Ransomware potentially exposed 2,000 Ypsilanti-area utility customers’ bank information

YPSILANTI, MI – A ransomware infection, detected by an employee working the midnight shift in mid-April, may have exposed 2,000 Ypsilanti-area utility customers’ bank payment information to unauthorized individuals.

The Ypsilanti Community Utilities Authority, serving Ypsilanti and surrounding townships, isn’t aware of any reports of identify fraud or improper use of information resulting from the incident, detected on April 16, according to a letter sent this month to affected customers.

“We took a very proactive approach from the very beginning. We’ve brought experts on board, and we followed their guidance,” said YCUA Human Resource Director Debra Kinde.

The person or people behind the network breach potentially obtained files containing customers’ names and bank account and routing numbers used for ACH payments to the water and wastewater service provider, affecting about 8% of the authority’s 25,000 customers, according to Kinde and the letter.

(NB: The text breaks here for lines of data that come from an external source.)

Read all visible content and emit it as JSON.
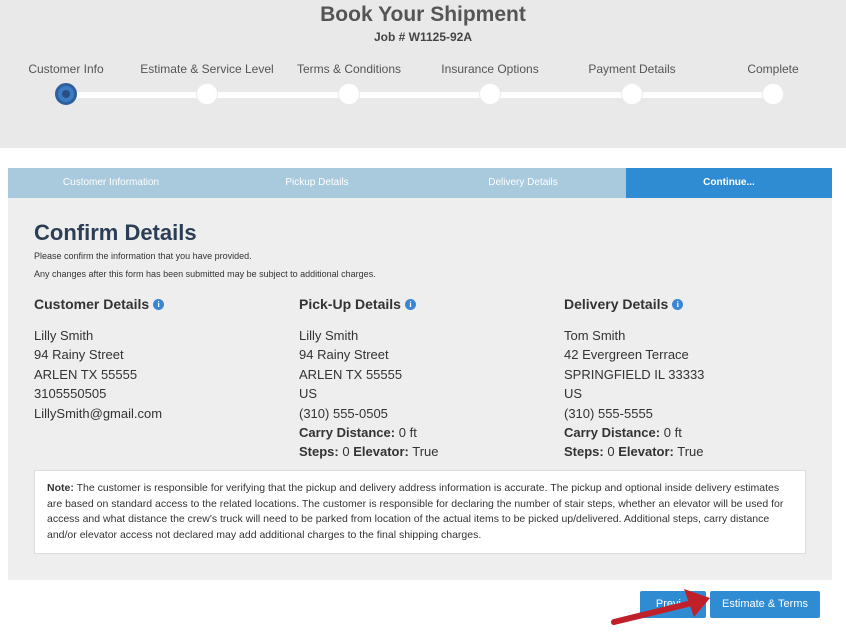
{
  "header": {
    "title": "Book Your Shipment",
    "job": "Job # W1125-92A"
  },
  "progress": {
    "steps": [
      {
        "label": "Customer Info",
        "active": true
      },
      {
        "label": "Estimate & Service Level",
        "active": false
      },
      {
        "label": "Terms & Conditions",
        "active": false
      },
      {
        "label": "Insurance Options",
        "active": false
      },
      {
        "label": "Payment Details",
        "active": false
      },
      {
        "label": "Complete",
        "active": false
      }
    ]
  },
  "tabs": [
    {
      "label": "Customer Information",
      "active": false
    },
    {
      "label": "Pickup Details",
      "active": false
    },
    {
      "label": "Delivery Details",
      "active": false
    },
    {
      "label": "Continue...",
      "active": true
    }
  ],
  "confirm": {
    "title": "Confirm Details",
    "intro1": "Please confirm the information that you have provided.",
    "intro2": "Any changes after this form has been submitted may be subject to additional charges."
  },
  "customer": {
    "heading": "Customer Details",
    "name": "Lilly Smith",
    "street": "94 Rainy Street",
    "city": "ARLEN TX 55555",
    "phone": "3105550505",
    "email": "LillySmith@gmail.com"
  },
  "pickup": {
    "heading": "Pick-Up Details",
    "name": "Lilly Smith",
    "street": "94 Rainy Street",
    "city": "ARLEN TX 55555",
    "country": "US",
    "phone": "(310) 555-0505",
    "carry_label": "Carry Distance:",
    "carry_value": "0 ft",
    "steps_label": "Steps:",
    "steps_value": "0",
    "elevator_label": "Elevator:",
    "elevator_value": "True"
  },
  "delivery": {
    "heading": "Delivery Details",
    "name": "Tom Smith",
    "street": "42 Evergreen Terrace",
    "city": "SPRINGFIELD IL 33333",
    "country": "US",
    "phone": "(310) 555-5555",
    "carry_label": "Carry Distance:",
    "carry_value": "0 ft",
    "steps_label": "Steps:",
    "steps_value": "0",
    "elevator_label": "Elevator:",
    "elevator_value": "True"
  },
  "note": {
    "label": "Note:",
    "text": "The customer is responsible for verifying that the pickup and delivery address information is accurate. The pickup and optional inside delivery estimates are based on standard access to the related locations. The customer is responsible for declaring the number of stair steps, whether an elevator will be used for access and what distance the crew's truck will need to be parked from location of the actual items to be picked up/delivered. Additional steps, carry distance and/or elevator access not declared may add additional charges to the final shipping charges."
  },
  "buttons": {
    "previous": "Previ...",
    "next": "Estimate & Terms"
  },
  "colors": {
    "accent": "#2f8bd2",
    "arrow": "#c0202a"
  }
}
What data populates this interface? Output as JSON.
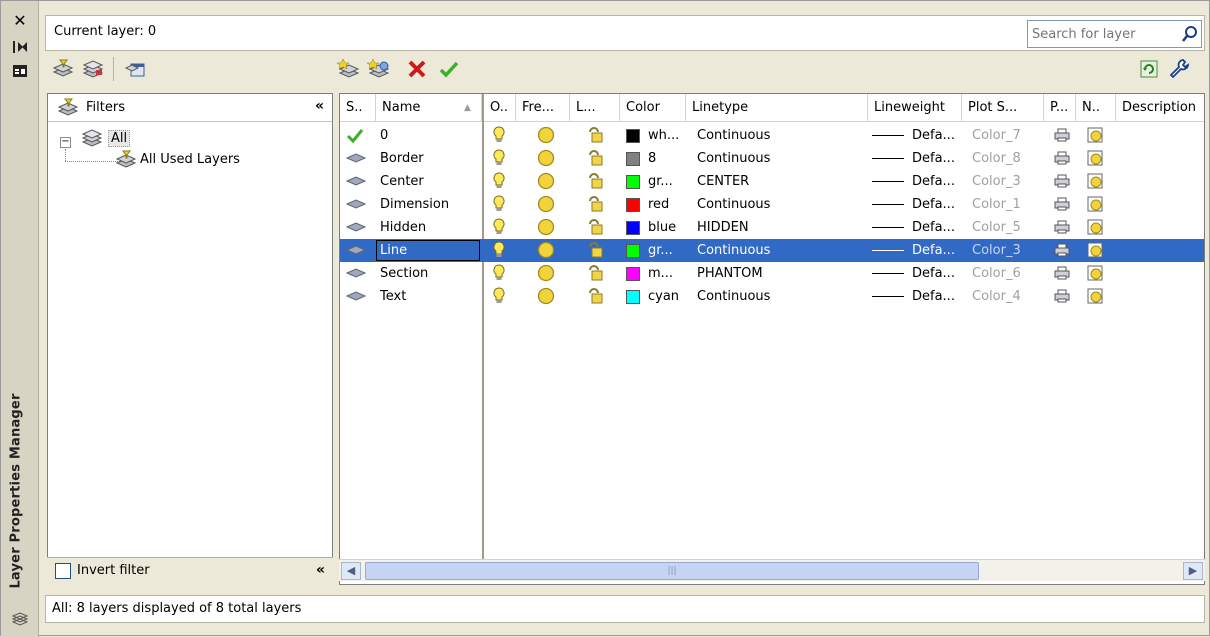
{
  "window": {
    "title": "Layer Properties Manager",
    "current_layer": "Current layer: 0",
    "search_placeholder": "Search for layer"
  },
  "filters": {
    "header": "Filters",
    "tree": [
      {
        "label": "All",
        "expanded": true
      },
      {
        "label": "All Used Layers"
      }
    ],
    "invert_filter_label": "Invert filter",
    "invert_filter_checked": false
  },
  "columns": [
    {
      "label": "S.."
    },
    {
      "label": "Name"
    },
    {
      "label": "O.."
    },
    {
      "label": "Fre..."
    },
    {
      "label": "L..."
    },
    {
      "label": "Color"
    },
    {
      "label": "Linetype"
    },
    {
      "label": "Lineweight"
    },
    {
      "label": "Plot S..."
    },
    {
      "label": "P..."
    },
    {
      "label": "N.."
    },
    {
      "label": "Description"
    }
  ],
  "layers": [
    {
      "name": "0",
      "color_name": "wh...",
      "color_hex": "#000000",
      "linetype": "Continuous",
      "lineweight": "Defa...",
      "plot_style": "Color_7",
      "current": true,
      "selected": false
    },
    {
      "name": "Border",
      "color_name": "8",
      "color_hex": "#808080",
      "linetype": "Continuous",
      "lineweight": "Defa...",
      "plot_style": "Color_8",
      "current": false,
      "selected": false
    },
    {
      "name": "Center",
      "color_name": "gr...",
      "color_hex": "#00ff00",
      "linetype": "CENTER",
      "lineweight": "Defa...",
      "plot_style": "Color_3",
      "current": false,
      "selected": false
    },
    {
      "name": "Dimension",
      "color_name": "red",
      "color_hex": "#ff0000",
      "linetype": "Continuous",
      "lineweight": "Defa...",
      "plot_style": "Color_1",
      "current": false,
      "selected": false
    },
    {
      "name": "Hidden",
      "color_name": "blue",
      "color_hex": "#0000ff",
      "linetype": "HIDDEN",
      "lineweight": "Defa...",
      "plot_style": "Color_5",
      "current": false,
      "selected": false
    },
    {
      "name": "Line",
      "color_name": "gr...",
      "color_hex": "#00ff00",
      "linetype": "Continuous",
      "lineweight": "Defa...",
      "plot_style": "Color_3",
      "current": false,
      "selected": true
    },
    {
      "name": "Section",
      "color_name": "m...",
      "color_hex": "#ff00ff",
      "linetype": "PHANTOM",
      "lineweight": "Defa...",
      "plot_style": "Color_6",
      "current": false,
      "selected": false
    },
    {
      "name": "Text",
      "color_name": "cyan",
      "color_hex": "#00ffff",
      "linetype": "Continuous",
      "lineweight": "Defa...",
      "plot_style": "Color_4",
      "current": false,
      "selected": false
    }
  ],
  "status": {
    "text": "All: 8 layers displayed of 8 total layers"
  },
  "icons": {
    "close": "close-icon",
    "autohide": "autohide-icon",
    "properties": "properties-icon",
    "new_property_filter": "new-property-filter-icon",
    "new_group_filter": "new-group-filter-icon",
    "layer_states": "layer-states-icon",
    "new_layer": "new-layer-icon",
    "new_layer_vp_frozen": "new-layer-vp-frozen-icon",
    "delete_layer": "delete-layer-icon",
    "set_current": "set-current-icon",
    "refresh": "refresh-icon",
    "settings": "settings-icon",
    "search": "search-icon"
  },
  "colors": {
    "selection": "#316ac5",
    "current_check": "#3cb02a",
    "delete_x": "#cc1a1a",
    "bulb": "#ffe95a",
    "sun": "#f2d43a"
  }
}
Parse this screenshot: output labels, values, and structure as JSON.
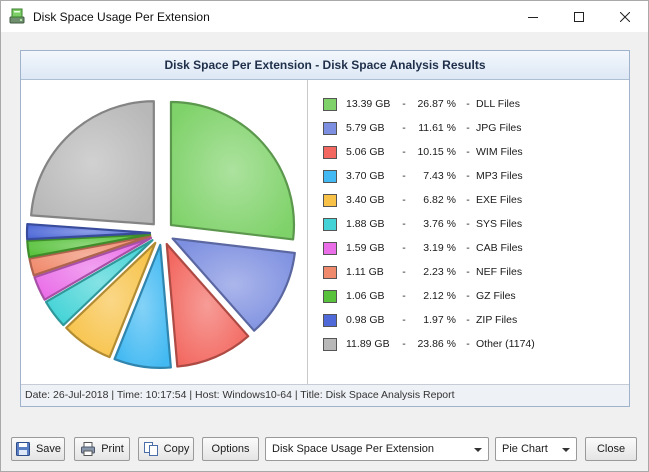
{
  "window": {
    "title": "Disk Space Usage Per Extension"
  },
  "report": {
    "header": "Disk Space Per Extension - Disk Space Analysis Results",
    "footer": "Date: 26-Jul-2018 | Time: 10:17:54 | Host: Windows10-64 | Title: Disk Space Analysis Report"
  },
  "legend": [
    {
      "size": "13.39 GB",
      "pct": "26.87 %",
      "name": "DLL Files",
      "color": "#7fd26a"
    },
    {
      "size": "5.79 GB",
      "pct": "11.61 %",
      "name": "JPG Files",
      "color": "#7d8fe0"
    },
    {
      "size": "5.06 GB",
      "pct": "10.15 %",
      "name": "WIM Files",
      "color": "#f2675f"
    },
    {
      "size": "3.70 GB",
      "pct": "7.43 %",
      "name": "MP3 Files",
      "color": "#42b9f2"
    },
    {
      "size": "3.40 GB",
      "pct": "6.82 %",
      "name": "EXE Files",
      "color": "#f7c247"
    },
    {
      "size": "1.88 GB",
      "pct": "3.76 %",
      "name": "SYS Files",
      "color": "#43d3d6"
    },
    {
      "size": "1.59 GB",
      "pct": "3.19 %",
      "name": "CAB Files",
      "color": "#ea6ee8"
    },
    {
      "size": "1.11 GB",
      "pct": "2.23 %",
      "name": "NEF Files",
      "color": "#f08a6c"
    },
    {
      "size": "1.06 GB",
      "pct": "2.12 %",
      "name": "GZ Files",
      "color": "#58c23c"
    },
    {
      "size": "0.98 GB",
      "pct": "1.97 %",
      "name": "ZIP Files",
      "color": "#4f6ad8"
    },
    {
      "size": "11.89 GB",
      "pct": "23.86 %",
      "name": "Other (1174)",
      "color": "#b8b8b8"
    }
  ],
  "chart_data": {
    "type": "pie",
    "title": "Disk Space Per Extension - Disk Space Analysis Results",
    "categories": [
      "DLL Files",
      "JPG Files",
      "WIM Files",
      "MP3 Files",
      "EXE Files",
      "SYS Files",
      "CAB Files",
      "NEF Files",
      "GZ Files",
      "ZIP Files",
      "Other (1174)"
    ],
    "values": [
      26.87,
      11.61,
      10.15,
      7.43,
      6.82,
      3.76,
      3.19,
      2.23,
      2.12,
      1.97,
      23.86
    ],
    "sizes_gb": [
      13.39,
      5.79,
      5.06,
      3.7,
      3.4,
      1.88,
      1.59,
      1.11,
      1.06,
      0.98,
      11.89
    ],
    "colors": [
      "#7fd26a",
      "#7d8fe0",
      "#f2675f",
      "#42b9f2",
      "#f7c247",
      "#43d3d6",
      "#ea6ee8",
      "#f08a6c",
      "#58c23c",
      "#4f6ad8",
      "#b8b8b8"
    ],
    "legend_position": "right"
  },
  "buttons": {
    "save": "Save",
    "print": "Print",
    "copy": "Copy",
    "options": "Options",
    "close": "Close"
  },
  "report_select": {
    "value": "Disk Space Usage Per Extension"
  },
  "chart_type_select": {
    "value": "Pie Chart"
  }
}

Cybersecurity experts have assured YCUA officials that the information alone should not be sufficient to access the accounts. Kinde said while legal counsel brought on to assess the situation determined the the breach didn’t require notification to customers under the law, YCUA felt it was still important to notify them.

“Better that we take that route than for even one person to be caught unaware,” Kinde said. “We just wanted to be extra-transparent.”

Officials quickly contained the cyberthreat by disabling unauthorized access to their network and started an investigation with the assistance of outside digital forensics professionals, according to Kinde and the notification letter to customers.

The ransomware infected encrypted files stored on the network, and YCUA officials received a demand for payment to access them, saying the information would be released otherwise, Kinde said. Officials were able to restore all encrypted data and did not pay any ransom, she said.

On July 15, the investigation into the incident revealed that data accessible to the unauthorized individual or individuals behind the attack included some customers’ banking information, according to the notice sent to customers.

The letter recommends…